- _What to produce_: Print each record below character for character.

════════════════════

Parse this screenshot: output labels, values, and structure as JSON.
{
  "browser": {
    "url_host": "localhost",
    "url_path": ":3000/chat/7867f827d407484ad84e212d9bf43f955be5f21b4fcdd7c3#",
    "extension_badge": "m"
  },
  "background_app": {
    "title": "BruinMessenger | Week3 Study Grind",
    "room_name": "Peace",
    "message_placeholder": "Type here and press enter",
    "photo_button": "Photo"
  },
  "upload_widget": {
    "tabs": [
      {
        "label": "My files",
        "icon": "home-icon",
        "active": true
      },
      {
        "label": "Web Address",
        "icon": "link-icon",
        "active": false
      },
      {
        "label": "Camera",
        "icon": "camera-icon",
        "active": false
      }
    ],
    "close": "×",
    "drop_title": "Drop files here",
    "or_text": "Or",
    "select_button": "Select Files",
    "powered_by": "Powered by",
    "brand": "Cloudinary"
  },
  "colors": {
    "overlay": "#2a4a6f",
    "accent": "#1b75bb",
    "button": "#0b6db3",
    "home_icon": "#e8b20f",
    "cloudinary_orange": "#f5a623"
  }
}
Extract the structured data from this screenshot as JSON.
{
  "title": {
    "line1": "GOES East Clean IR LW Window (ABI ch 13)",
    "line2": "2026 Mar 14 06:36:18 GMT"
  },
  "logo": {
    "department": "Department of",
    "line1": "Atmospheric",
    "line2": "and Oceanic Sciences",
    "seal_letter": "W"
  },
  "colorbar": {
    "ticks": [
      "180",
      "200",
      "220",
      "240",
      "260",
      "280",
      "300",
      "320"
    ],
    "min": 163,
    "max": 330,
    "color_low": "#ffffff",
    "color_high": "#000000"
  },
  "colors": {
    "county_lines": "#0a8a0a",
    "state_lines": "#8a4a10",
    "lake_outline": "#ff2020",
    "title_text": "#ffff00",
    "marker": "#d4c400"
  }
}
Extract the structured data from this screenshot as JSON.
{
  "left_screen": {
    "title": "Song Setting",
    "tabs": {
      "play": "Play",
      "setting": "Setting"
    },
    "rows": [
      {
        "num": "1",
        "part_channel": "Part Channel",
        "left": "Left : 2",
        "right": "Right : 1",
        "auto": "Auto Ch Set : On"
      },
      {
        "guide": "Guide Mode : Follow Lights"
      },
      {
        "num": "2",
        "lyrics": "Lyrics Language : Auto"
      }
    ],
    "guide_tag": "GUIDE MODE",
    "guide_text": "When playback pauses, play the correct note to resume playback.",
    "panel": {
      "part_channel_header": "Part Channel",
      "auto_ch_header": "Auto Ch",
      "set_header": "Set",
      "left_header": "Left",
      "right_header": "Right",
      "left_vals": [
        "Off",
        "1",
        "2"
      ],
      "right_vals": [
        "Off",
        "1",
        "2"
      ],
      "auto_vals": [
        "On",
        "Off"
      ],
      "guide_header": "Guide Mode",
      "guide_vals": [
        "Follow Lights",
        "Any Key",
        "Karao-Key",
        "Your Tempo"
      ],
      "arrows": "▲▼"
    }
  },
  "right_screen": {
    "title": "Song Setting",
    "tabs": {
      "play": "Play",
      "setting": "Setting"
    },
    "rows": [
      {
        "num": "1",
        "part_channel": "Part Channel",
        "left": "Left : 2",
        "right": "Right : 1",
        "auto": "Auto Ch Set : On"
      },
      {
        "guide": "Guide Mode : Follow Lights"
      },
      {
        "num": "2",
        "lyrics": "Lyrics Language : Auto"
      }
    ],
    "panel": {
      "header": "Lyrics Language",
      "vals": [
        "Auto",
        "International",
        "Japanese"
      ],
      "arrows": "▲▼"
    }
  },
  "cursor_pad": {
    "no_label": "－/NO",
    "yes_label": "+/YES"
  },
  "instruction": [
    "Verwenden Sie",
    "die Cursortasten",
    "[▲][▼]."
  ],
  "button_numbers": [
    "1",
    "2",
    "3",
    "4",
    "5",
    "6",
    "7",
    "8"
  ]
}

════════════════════

- _Your solution_:
Parse this screenshot: output labels, values, and structure as JSON.
{
  "browser": {
    "url_host": "localhost",
    "url_path": ":3000/chat/7867f827d407484ad84e212d9bf43f955be5f21b4fcdd7c3#",
    "extension_badge": "m"
  },
  "background_app": {
    "title": "BruinMessenger | Week3 Study Grind",
    "room_name": "Peace",
    "message_placeholder": "Type here and press enter",
    "photo_button": "Photo"
  },
  "upload_widget": {
    "tabs": [
      {
        "label": "My files",
        "icon": "home-icon",
        "active": true
      },
      {
        "label": "Web Address",
        "icon": "link-icon",
        "active": false
      },
      {
        "label": "Camera",
        "icon": "camera-icon",
        "active": false
      }
    ],
    "close": "×",
    "drop_title": "Drop files here",
    "or_text": "Or",
    "select_button": "Select Files",
    "powered_by": "Powered by",
    "brand": "Cloudinary"
  },
  "colors": {
    "overlay": "#2a4a6f",
    "accent": "#1b75bb",
    "button": "#0b6db3",
    "home_icon": "#e8b20f",
    "cloudinary_orange": "#f5a623"
  }
}
Extract the structured data from this screenshot as JSON.
{
  "title": {
    "line1": "GOES East Clean IR LW Window (ABI ch 13)",
    "line2": "2026 Mar 14 06:36:18 GMT"
  },
  "logo": {
    "department": "Department of",
    "line1": "Atmospheric",
    "line2": "and Oceanic Sciences",
    "seal_letter": "W"
  },
  "colorbar": {
    "ticks": [
      "180",
      "200",
      "220",
      "240",
      "260",
      "280",
      "300",
      "320"
    ],
    "min": 163,
    "max": 330,
    "color_low": "#ffffff",
    "color_high": "#000000"
  },
  "colors": {
    "county_lines": "#0a8a0a",
    "state_lines": "#8a4a10",
    "lake_outline": "#ff2020",
    "title_text": "#ffff00",
    "marker": "#d4c400"
  }
}
Extract the structured data from this screenshot as JSON.
{
  "left_screen": {
    "title": "Song Setting",
    "tabs": {
      "play": "Play",
      "setting": "Setting"
    },
    "rows": [
      {
        "num": "1",
        "part_channel": "Part Channel",
        "left": "Left : 2",
        "right": "Right : 1",
        "auto": "Auto Ch Set : On"
      },
      {
        "guide": "Guide Mode : Follow Lights"
      },
      {
        "num": "2",
        "lyrics": "Lyrics Language : Auto"
      }
    ],
    "guide_tag": "GUIDE MODE",
    "guide_text": "When playback pauses, play the correct note to resume playback.",
    "panel": {
      "part_channel_header": "Part Channel",
      "auto_ch_header": "Auto Ch",
      "set_header": "Set",
      "left_header": "Left",
      "right_header": "Right",
      "left_vals": [
        "Off",
        "1",
        "2"
      ],
      "right_vals": [
        "Off",
        "1",
        "2"
      ],
      "auto_vals": [
        "On",
        "Off"
      ],
      "guide_header": "Guide Mode",
      "guide_vals": [
        "Follow Lights",
        "Any Key",
        "Karao-Key",
        "Your Tempo"
      ],
      "arrows": "▲▼"
    }
  },
  "right_screen": {
    "title": "Song Setting",
    "tabs": {
      "play": "Play",
      "setting": "Setting"
    },
    "rows": [
      {
        "num": "1",
        "part_channel": "Part Channel",
        "left": "Left : 2",
        "right": "Right : 1",
        "auto": "Auto Ch Set : On"
      },
      {
        "guide": "Guide Mode : Follow Lights"
      },
      {
        "num": "2",
        "lyrics": "Lyrics Language : Auto"
      }
    ],
    "panel": {
      "header": "Lyrics Language",
      "vals": [
        "Auto",
        "International",
        "Japanese"
      ],
      "arrows": "▲▼"
    }
  },
  "cursor_pad": {
    "no_label": "－/NO",
    "yes_label": "+/YES"
  },
  "instruction": [
    "Verwenden Sie",
    "die Cursortasten",
    "[▲][▼]."
  ],
  "button_numbers": [
    "1",
    "2",
    "3",
    "4",
    "5",
    "6",
    "7",
    "8"
  ]
}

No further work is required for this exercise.